Chime’s program to help customers get their stimulus funds quickly has struck a chord — so much so that it’s expanding the effort to more people, but with a new restriction.
The challenger bank a week ago began offering 1,000 existing customers early access to their $1,200 in stimulus money from the government, and because the program has gone well it has expanded its offer to 100,000 clients. However, this time it will limit the size of advances to $200 per person.
Chime is the only fintech providing early access to stimulus funds free of charge, though PayPal, Square and others have offered to help the government disburse the funds. The company is also taking some financial risk in doing so.
Banks such as Ally, First National Bank of Omaha, KeyBank, PNC, Santander and Citizens Bank of Edmond in Oklahoma are waiving or refunding overdraft fees, but most are doing this on request.
Jill Castilla, the CEO of the $300 million-asset Citizens, said Thursday that there has not been much demand for her bank's overdraft protection option yet.
"But we've also been very liberal in paying items and waiving all overdraft fees,” Castilla said. “Since we're small, I think there's a high amount of trust that we'll work with customers that are having difficulty. Our economy definitely isn't financially OK, but there is a belief that we're here for each other through it.”
Banks soon may be forced to waive overdraft fees. Sens. Cory Booker, D-N.J., and Sherrod Brown, D-Ohio, have introduced a bill that would bar banks, credit unions and other financial institutions from charging overdraft fees until the coronavirus crisis is over.
What Chime is doing is different than some banks’ practice of waiving overdraft fees. Chime’s service is automatic, not by request, there is no form to fill out and there is no government mandate. And Chime did not charge overdraft fees in the first place.
Five hundred customers took advantage of the pilot offer, though they sought only $150 to $300, Chime said. Hence the new limit of $200.
“The insight we got from our first pilot was that the vast majority of people did not want to access the full $1,200,” said Chris Britt, Chime's CEO. “In listening to our customers, through social media and direct feedback, a lot of people said they could use $100 or $200 to go to the grocery store one more time. We wondered if we could just reduce the dollar amount, since it appears people aren't accessing it anyway, and offer it to more people.”

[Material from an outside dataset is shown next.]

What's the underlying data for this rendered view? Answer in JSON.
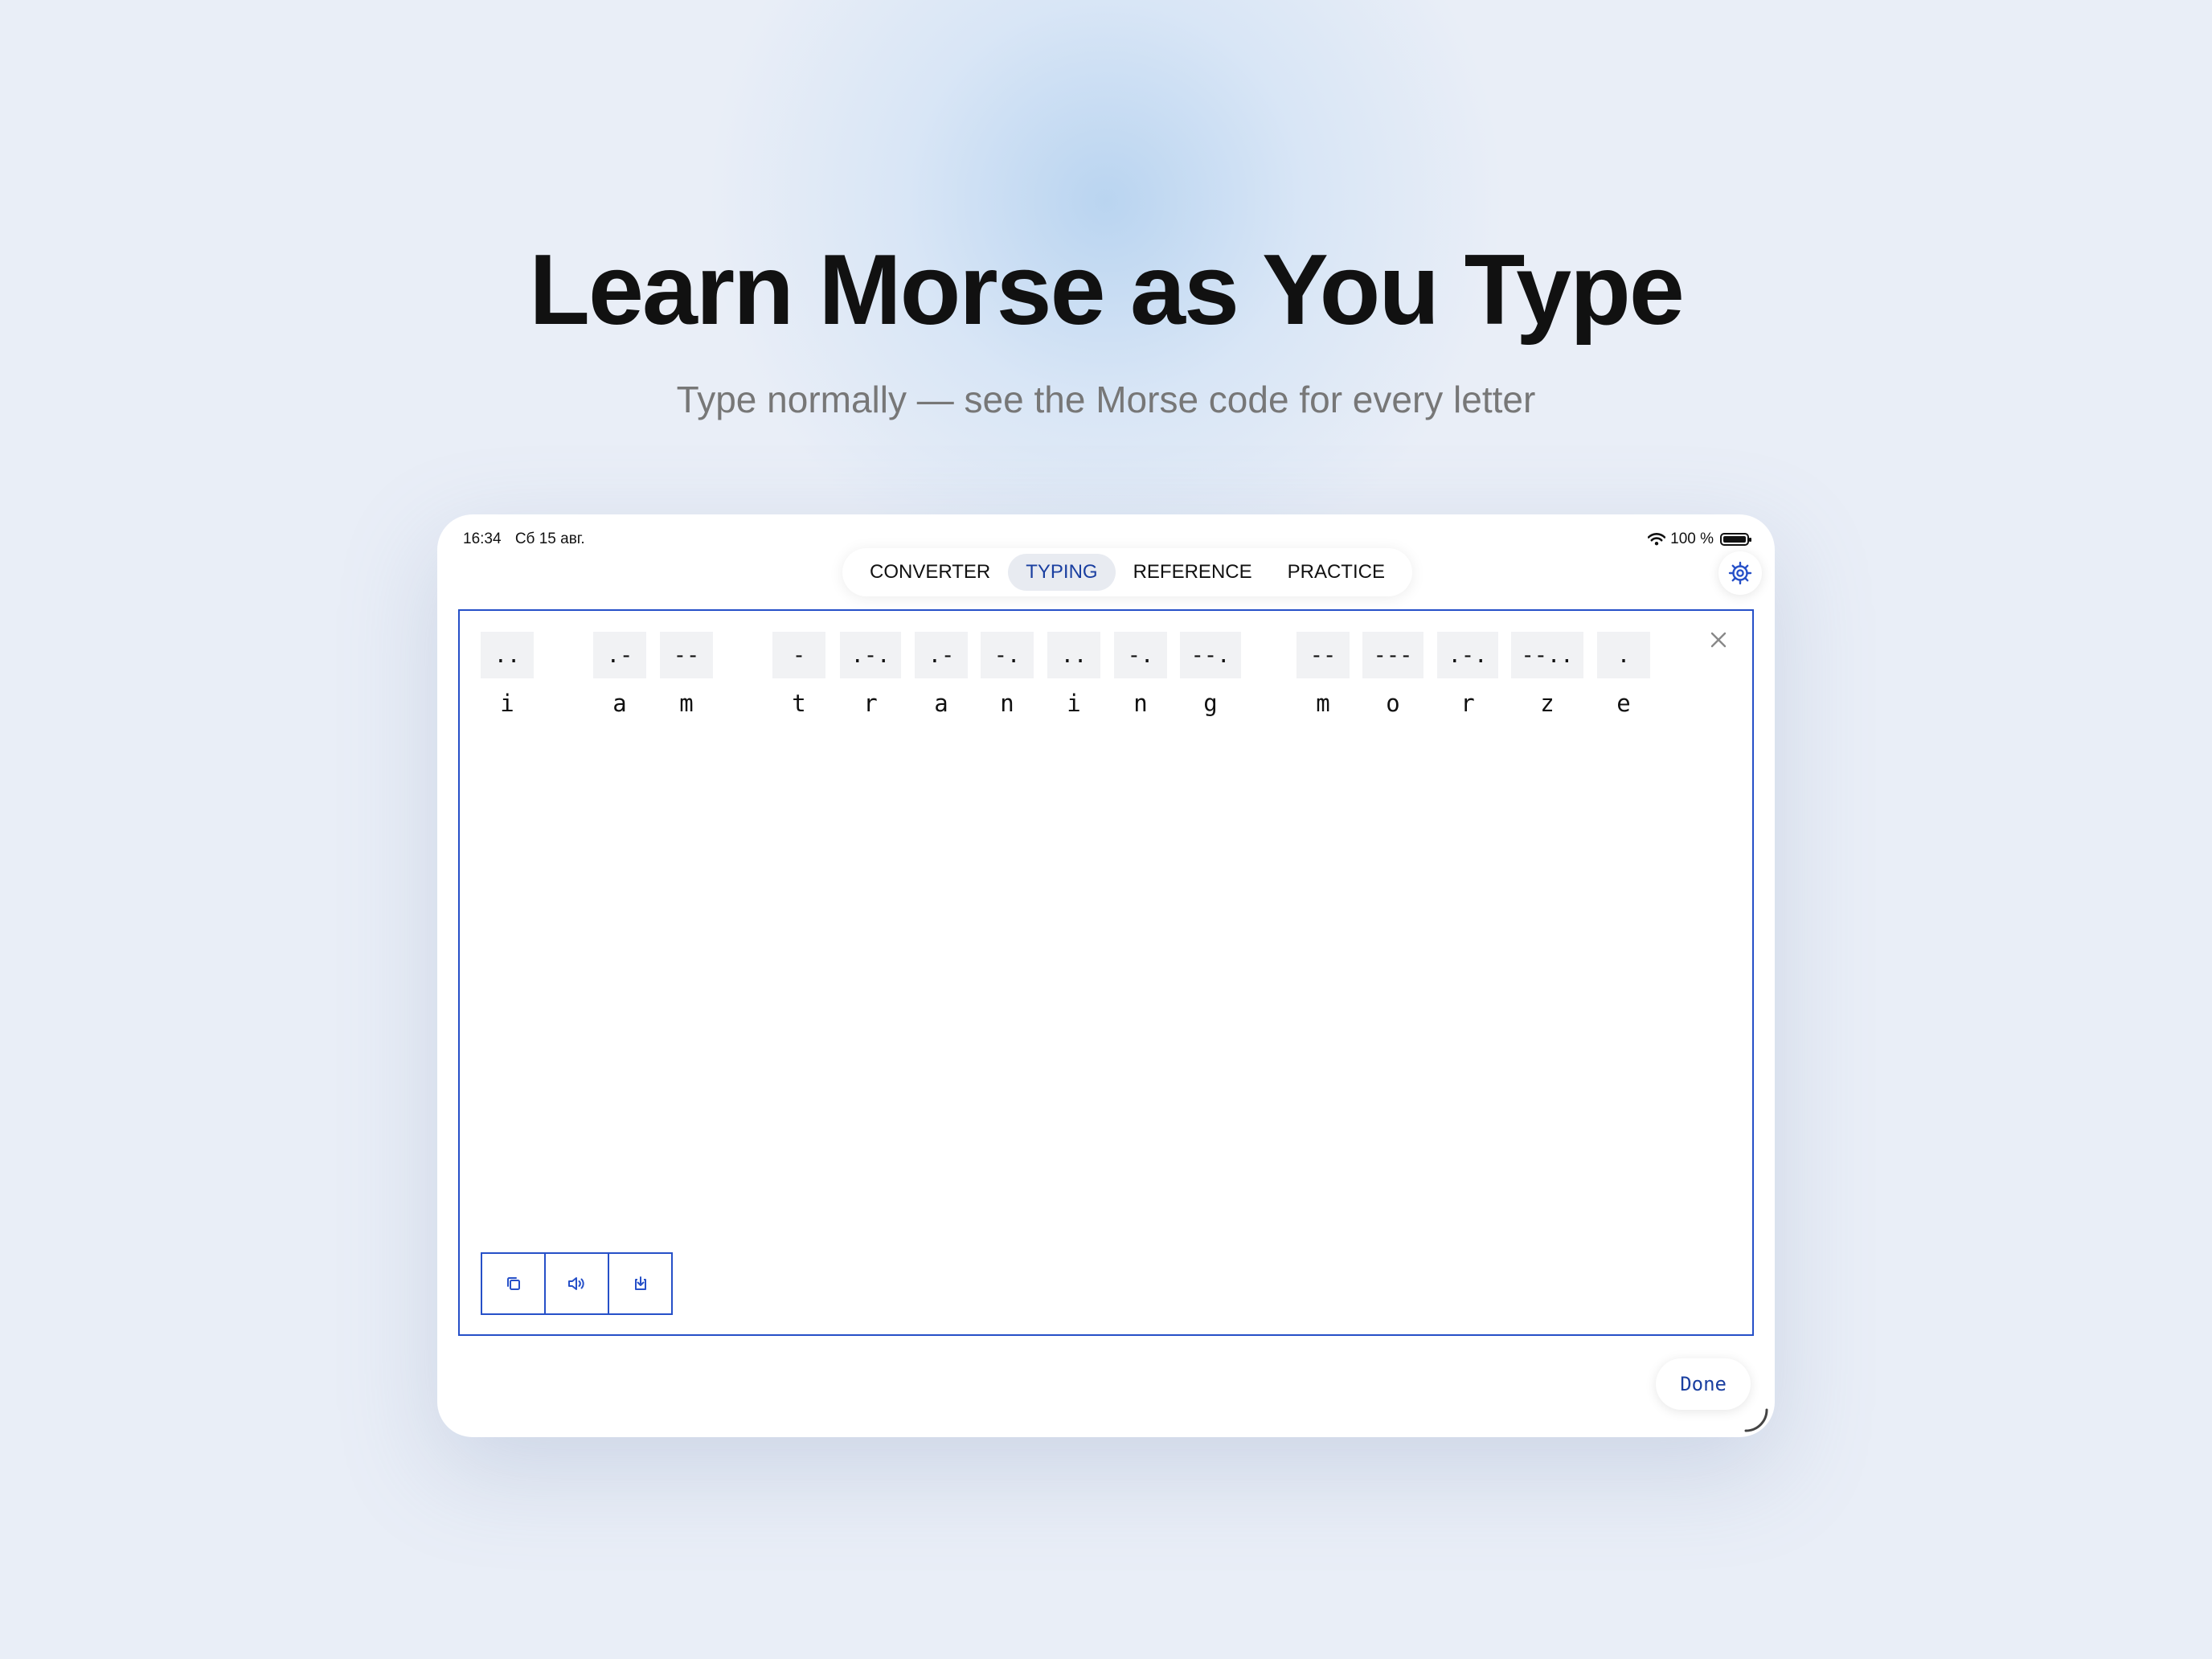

The service is an expansion of Chime’s existing SpotMe feature, which lets customers make purchases even if their account has a zero balance, within limits. The service is only offered to customers who have their paycheck directly deposited into their Chime account. So Chime pays itself back when the next paycheck comes in. For the stimulus fund advances, customers must have had their latest tax refund deposited in their Chime account.
Chime is still taking a risk here. The company does not know for sure which customers are eligible for the government’s stimulus checks. Some might make too much income and not qualify. Others might have the funds garnished due to child support payments. It is possible customers could close their accounts after using the money.
Chime chooses not to have recourse on the money it advances through its SpotMe program.
“It's not considered a loan because there's no fee and no interest rate associated with it,” Britt said. “We're basically giving people these small dollars as part of our investment in the relationship.”
This might be Chime’s last stimulus advance program, given that the government payments are likely to come through next week, Britt said.